These suggestions could help you get through Mental Health Awareness Month and any other time

Half of young adults and a third of all adults said they often felt anxious in the previous year, according to a 2022 survey by the Kaiser Family Foundation and CNN. Of those, more than 60% said shame and stigma were the main reasons they didn’t seek help.

For those who struggle with mental health but don’t want to talk to a professional, we’ve rounded up techniques therapists say they use to get them over the hump.


Although going to a spa is great, you might not want to get out of the house if you’re having a difficult day. Em Evans, a therapist and co-founder of the Understory Group, advises to start with food and water. When we’re down and out, she said, sometimes we forget the basics.
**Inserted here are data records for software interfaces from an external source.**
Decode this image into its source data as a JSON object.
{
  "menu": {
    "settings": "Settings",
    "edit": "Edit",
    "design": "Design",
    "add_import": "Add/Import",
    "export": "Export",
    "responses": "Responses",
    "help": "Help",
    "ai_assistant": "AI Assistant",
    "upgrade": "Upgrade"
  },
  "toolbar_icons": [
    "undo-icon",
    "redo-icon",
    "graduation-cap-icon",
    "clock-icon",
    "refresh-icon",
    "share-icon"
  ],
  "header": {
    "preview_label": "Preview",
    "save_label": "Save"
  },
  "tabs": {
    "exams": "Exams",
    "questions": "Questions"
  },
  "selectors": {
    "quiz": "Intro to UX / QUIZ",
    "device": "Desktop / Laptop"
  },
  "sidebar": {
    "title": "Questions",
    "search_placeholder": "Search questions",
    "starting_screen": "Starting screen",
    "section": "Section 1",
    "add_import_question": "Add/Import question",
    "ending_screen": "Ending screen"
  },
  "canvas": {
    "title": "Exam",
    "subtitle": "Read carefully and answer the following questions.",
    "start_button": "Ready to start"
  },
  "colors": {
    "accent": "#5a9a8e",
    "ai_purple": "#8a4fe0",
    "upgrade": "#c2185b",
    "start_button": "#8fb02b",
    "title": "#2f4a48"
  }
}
“I generally start by taking an inventory of where my physical needs are and if they’ve been met or not that day,” she told HuffPost.
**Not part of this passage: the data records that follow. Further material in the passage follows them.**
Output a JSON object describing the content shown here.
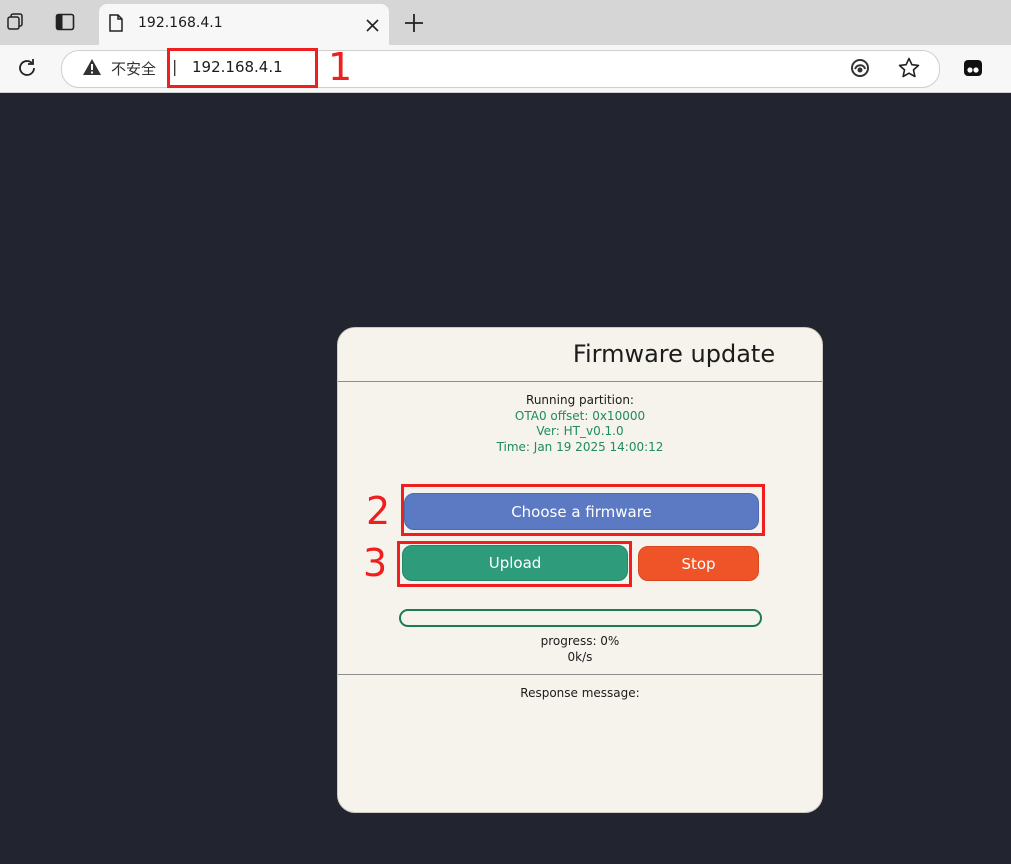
{
  "browser": {
    "tab_title": "192.168.4.1",
    "security_label": "不安全",
    "separator": "|",
    "url": "192.168.4.1",
    "new_tab_symbol": "+",
    "close_symbol": "×"
  },
  "annotations": {
    "one": "1",
    "two": "2",
    "three": "3",
    "color": "#ef1f1f"
  },
  "card": {
    "title": "Firmware update",
    "running_partition_label": "Running partition:",
    "partition": "OTA0 offset: 0x10000",
    "version": "Ver: HT_v0.1.0",
    "time": "Time: Jan 19 2025 14:00:12",
    "choose_button": "Choose a firmware",
    "upload_button": "Upload",
    "stop_button": "Stop",
    "progress_text": "progress: 0%",
    "progress_fraction": 0,
    "speed": "0k/s",
    "response_label": "Response message:"
  },
  "colors": {
    "page_bg": "#22252f",
    "card_bg": "#f6f3ec",
    "choose": "#5b7ac3",
    "upload": "#2e9c7b",
    "stop": "#ee5428",
    "info_green": "#1f8b5f"
  },
  "icons": [
    "workspaces-icon",
    "tab-actions-icon",
    "page-icon",
    "close-icon",
    "new-tab-icon",
    "reload-icon",
    "warning-icon",
    "reader-icon",
    "favorite-star-icon",
    "profile-icon"
  ]
}
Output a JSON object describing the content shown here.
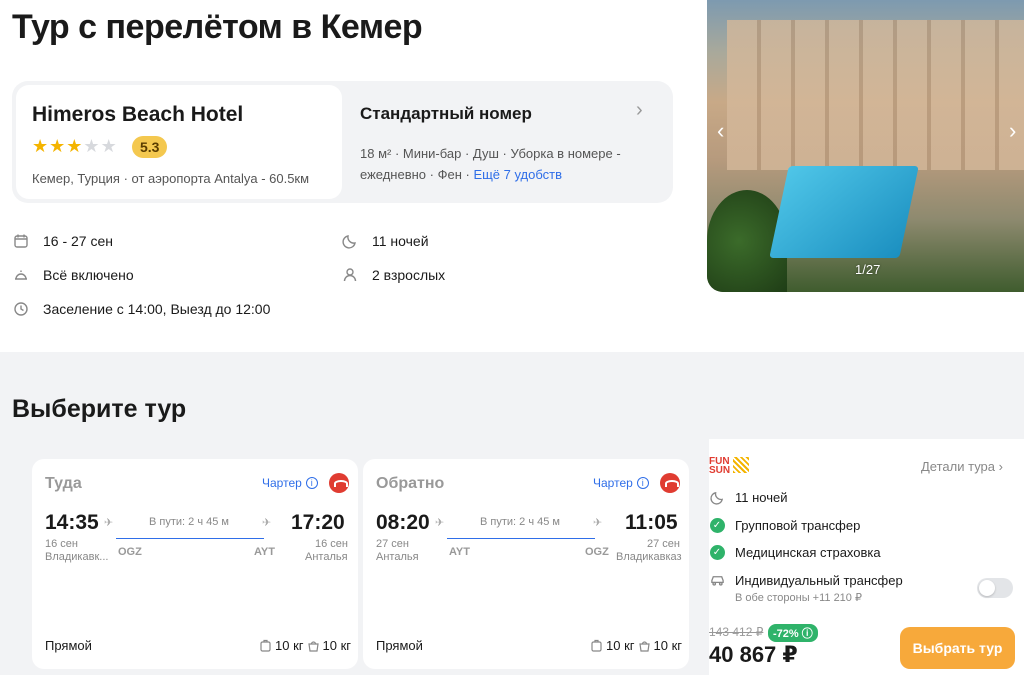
{
  "page": {
    "title": "Тур с перелётом в Кемер"
  },
  "hotel": {
    "name": "Himeros Beach Hotel",
    "stars": 3,
    "stars_max": 5,
    "rating": "5.3",
    "location": "Кемер, Турция · от аэропорта Antalya - 60.5км"
  },
  "room": {
    "title": "Стандартный номер",
    "amenities": "18 м² · Мини-бар · Душ · Уборка в номере - ежедневно · Фен · ",
    "more_link": "Ещё 7 удобств"
  },
  "summary": {
    "dates": "16 - 27 сен",
    "nights": "11 ночей",
    "meal": "Всё включено",
    "guests": "2 взрослых",
    "checkin": "Заселение с 14:00, Выезд до 12:00"
  },
  "gallery": {
    "counter": "1/27"
  },
  "section": {
    "title": "Выберите тур"
  },
  "outbound": {
    "title": "Туда",
    "charter": "Чартер",
    "dep_time": "14:35",
    "dep_date": "16 сен",
    "dep_city": "Владикавк...",
    "arr_time": "17:20",
    "arr_date": "16 сен",
    "arr_city": "Анталья",
    "duration": "В пути: 2 ч 45 м",
    "from_code": "OGZ",
    "to_code": "AYT",
    "type": "Прямой",
    "bag1": "10 кг",
    "bag2": "10 кг"
  },
  "inbound": {
    "title": "Обратно",
    "charter": "Чартер",
    "dep_time": "08:20",
    "dep_date": "27 сен",
    "dep_city": "Анталья",
    "arr_time": "11:05",
    "arr_date": "27 сен",
    "arr_city": "Владикавказ",
    "duration": "В пути: 2 ч 45 м",
    "from_code": "AYT",
    "to_code": "OGZ",
    "type": "Прямой",
    "bag1": "10 кг",
    "bag2": "10 кг"
  },
  "offer": {
    "operator_top": "FUN",
    "operator_bottom": "SUN",
    "details": "Детали тура",
    "nights": "11 ночей",
    "transfer": "Групповой трансфер",
    "insurance": "Медицинская страховка",
    "indiv_transfer": "Индивидуальный трансфер",
    "indiv_sub": "В обе стороны +11 210 ₽",
    "old_price": "143 412 ₽",
    "discount": "-72%",
    "price": "40 867 ₽",
    "buy": "Выбрать тур"
  },
  "colors": {
    "accent": "#f7a93b",
    "link": "#2f6ee8",
    "success": "#2fb36a",
    "rating": "#f4c84f"
  }
}
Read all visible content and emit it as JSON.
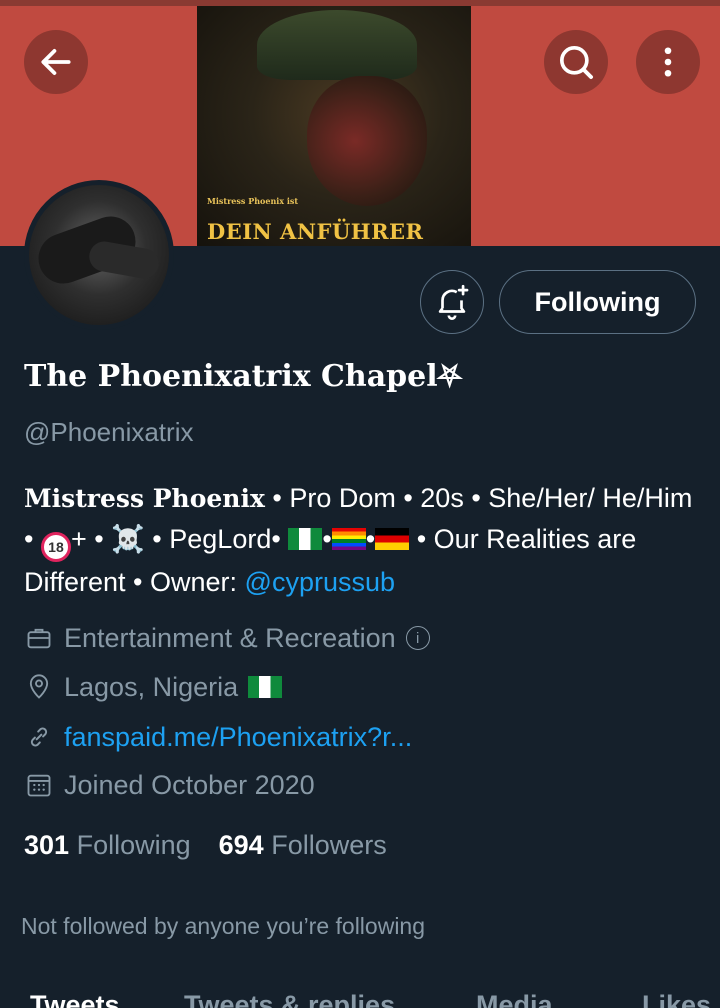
{
  "banner": {
    "poster_small_text": "Mistress Phoenix ist",
    "poster_big_text": "DEIN ANFÜHRER"
  },
  "header": {
    "back_icon": "arrow-left-icon",
    "search_icon": "search-icon",
    "more_icon": "more-vertical-icon"
  },
  "profile": {
    "name": "The Phoenixatrix Chapel⛧",
    "handle": "@Phoenixatrix",
    "follow_button_label": "Following",
    "notifications_icon": "bell-plus-icon",
    "bio": {
      "name_part": "Mistress Phoenix",
      "text_1": " • Pro Dom • 20s • She/Her/ He/Him • ",
      "age_badge": "18",
      "text_2": "+ • ☠️ • PegLord• ",
      "text_3": " • Our Realities are Different • Owner: ",
      "owner_link": "@cyprussub"
    },
    "category": "Entertainment & Recreation",
    "location": "Lagos, Nigeria",
    "website": "fanspaid.me/Phoenixatrix?r...",
    "joined": "Joined October 2020",
    "following_count": "301",
    "following_label": "Following",
    "followers_count": "694",
    "followers_label": "Followers",
    "not_followed_text": "Not followed by anyone you’re following"
  },
  "tabs": [
    "Tweets",
    "Tweets & replies",
    "Media",
    "Likes"
  ],
  "colors": {
    "background": "#15202b",
    "accent": "#1da1f2",
    "secondary_text": "#8899a6",
    "banner": "#c04a40"
  }
}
Find a support team

Your support system can reach beyond family and extend to friends, hobby groups, co-workers and even online forums.

“That connection helped me to remember that I wasn’t alone in what could have been one of the most isolating periods in my lifetime,” Justin Bennett, LCSW, program director at St. Louis Forensic Treatment Center and an adjunct instructor at the University of Missouri, St. Louis, told Self.
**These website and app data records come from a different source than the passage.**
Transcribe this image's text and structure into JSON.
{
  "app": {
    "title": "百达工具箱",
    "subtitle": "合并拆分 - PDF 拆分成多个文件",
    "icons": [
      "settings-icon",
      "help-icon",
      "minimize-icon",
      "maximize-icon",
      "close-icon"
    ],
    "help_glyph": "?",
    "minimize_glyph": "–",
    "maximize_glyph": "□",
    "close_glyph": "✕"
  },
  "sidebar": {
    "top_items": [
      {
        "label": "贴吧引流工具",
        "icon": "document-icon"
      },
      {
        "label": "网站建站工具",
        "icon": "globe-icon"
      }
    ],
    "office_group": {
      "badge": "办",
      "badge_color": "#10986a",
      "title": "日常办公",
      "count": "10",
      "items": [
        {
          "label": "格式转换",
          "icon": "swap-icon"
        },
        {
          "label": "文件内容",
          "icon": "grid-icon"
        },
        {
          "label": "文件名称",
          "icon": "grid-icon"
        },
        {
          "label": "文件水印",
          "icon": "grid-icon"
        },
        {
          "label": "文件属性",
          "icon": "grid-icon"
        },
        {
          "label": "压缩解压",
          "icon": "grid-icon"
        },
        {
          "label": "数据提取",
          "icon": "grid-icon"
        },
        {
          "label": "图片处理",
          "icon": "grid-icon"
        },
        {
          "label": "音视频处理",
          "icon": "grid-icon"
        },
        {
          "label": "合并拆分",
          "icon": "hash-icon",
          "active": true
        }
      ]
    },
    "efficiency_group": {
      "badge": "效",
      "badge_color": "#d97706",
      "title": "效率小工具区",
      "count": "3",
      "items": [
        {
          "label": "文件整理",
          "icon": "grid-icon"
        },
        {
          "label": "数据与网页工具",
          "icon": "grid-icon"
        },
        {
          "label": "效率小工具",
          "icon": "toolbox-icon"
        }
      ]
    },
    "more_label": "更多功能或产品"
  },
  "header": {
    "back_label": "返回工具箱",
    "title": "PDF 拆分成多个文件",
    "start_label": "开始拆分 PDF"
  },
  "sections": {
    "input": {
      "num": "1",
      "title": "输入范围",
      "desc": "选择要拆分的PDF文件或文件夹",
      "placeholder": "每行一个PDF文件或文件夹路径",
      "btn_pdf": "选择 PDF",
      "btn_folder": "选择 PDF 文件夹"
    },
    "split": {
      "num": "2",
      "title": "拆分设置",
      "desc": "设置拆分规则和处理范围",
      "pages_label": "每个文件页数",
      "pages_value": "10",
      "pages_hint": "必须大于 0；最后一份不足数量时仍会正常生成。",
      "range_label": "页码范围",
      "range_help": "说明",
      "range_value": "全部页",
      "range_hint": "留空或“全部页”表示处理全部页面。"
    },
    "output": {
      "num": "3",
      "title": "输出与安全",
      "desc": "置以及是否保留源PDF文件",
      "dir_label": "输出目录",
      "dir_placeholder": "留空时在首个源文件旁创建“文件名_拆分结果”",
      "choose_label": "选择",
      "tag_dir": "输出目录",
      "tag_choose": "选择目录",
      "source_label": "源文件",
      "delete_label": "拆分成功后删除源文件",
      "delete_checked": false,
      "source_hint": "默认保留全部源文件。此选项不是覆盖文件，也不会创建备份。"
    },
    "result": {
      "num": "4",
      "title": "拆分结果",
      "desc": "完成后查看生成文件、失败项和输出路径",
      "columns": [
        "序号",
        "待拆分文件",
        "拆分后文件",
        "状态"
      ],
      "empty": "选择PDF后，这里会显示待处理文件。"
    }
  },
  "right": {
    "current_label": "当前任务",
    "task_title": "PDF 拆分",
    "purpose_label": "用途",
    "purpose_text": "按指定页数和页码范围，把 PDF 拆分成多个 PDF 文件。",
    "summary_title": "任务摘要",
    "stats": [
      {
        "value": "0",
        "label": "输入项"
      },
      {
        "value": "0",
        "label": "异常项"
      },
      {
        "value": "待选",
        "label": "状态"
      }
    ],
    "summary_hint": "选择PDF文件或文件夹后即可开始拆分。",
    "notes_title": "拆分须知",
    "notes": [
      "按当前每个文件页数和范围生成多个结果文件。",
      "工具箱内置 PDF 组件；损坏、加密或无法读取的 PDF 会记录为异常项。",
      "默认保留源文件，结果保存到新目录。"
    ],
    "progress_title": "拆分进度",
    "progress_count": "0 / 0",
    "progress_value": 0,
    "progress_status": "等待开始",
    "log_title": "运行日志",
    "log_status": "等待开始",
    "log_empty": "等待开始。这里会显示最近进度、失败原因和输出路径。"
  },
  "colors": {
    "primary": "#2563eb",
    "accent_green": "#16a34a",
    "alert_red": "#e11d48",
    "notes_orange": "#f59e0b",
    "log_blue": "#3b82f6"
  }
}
Don’t make big decisions

Making decisions while experiencing a bad mental health day can possibly lead to the wrong choice because your mind is foggy. For Nat Adey, a therapist and the other co-founder of the Understory Group, it’s best to ax the decision-making momentarily.

“I personally try to avoid making any big decision, whether it’s planning a trip with somebody or making a big medical decision,” she told HuffPost. “If I’m not in the right head space, I’m not going to be making any decision that could impact my life for the permanent future or just foreseeable future.”


In 1, 2, 3, out 1, 2, 3. Breathwork is a great way to stay grounded and in the moment so those bad thoughts don’t spiral out of control.

“I take a break and change the scenery. It can be as simple as standing if you’ve been sitting at your desk for too long,” Sarah Oreck, MD, MS, reproductive psychiatrist and CEO of Mavida Health, told People. “I’m a huge believer in breath work but I hate that we call it “work” because it’s just noticing what our body does automatically.”


You could opt for a stay-at-home day if you’re feeling down, however exercising is a great way to relieve stress, boost your mood, improve brain function and, according to Grow Therapy, it could provide a safe space for social support.

“In the simplest terms, when we make our bodies feel better, it’s easier to make our brains feel better,” said Melissa Galica, a licensed professional counselor with Grow Therapy.

It’s OK to have a bad mental health day as long as you tackle it in a healthy way to help you push through. If you need more help, talk to your doctor or find a therapist near you for proper treatment. Anyone needing immediate help should call Georgia’s hotline — which is simply 988 — that serves “as the key lifeline for Americans who were in the throes of a mental health crisis.”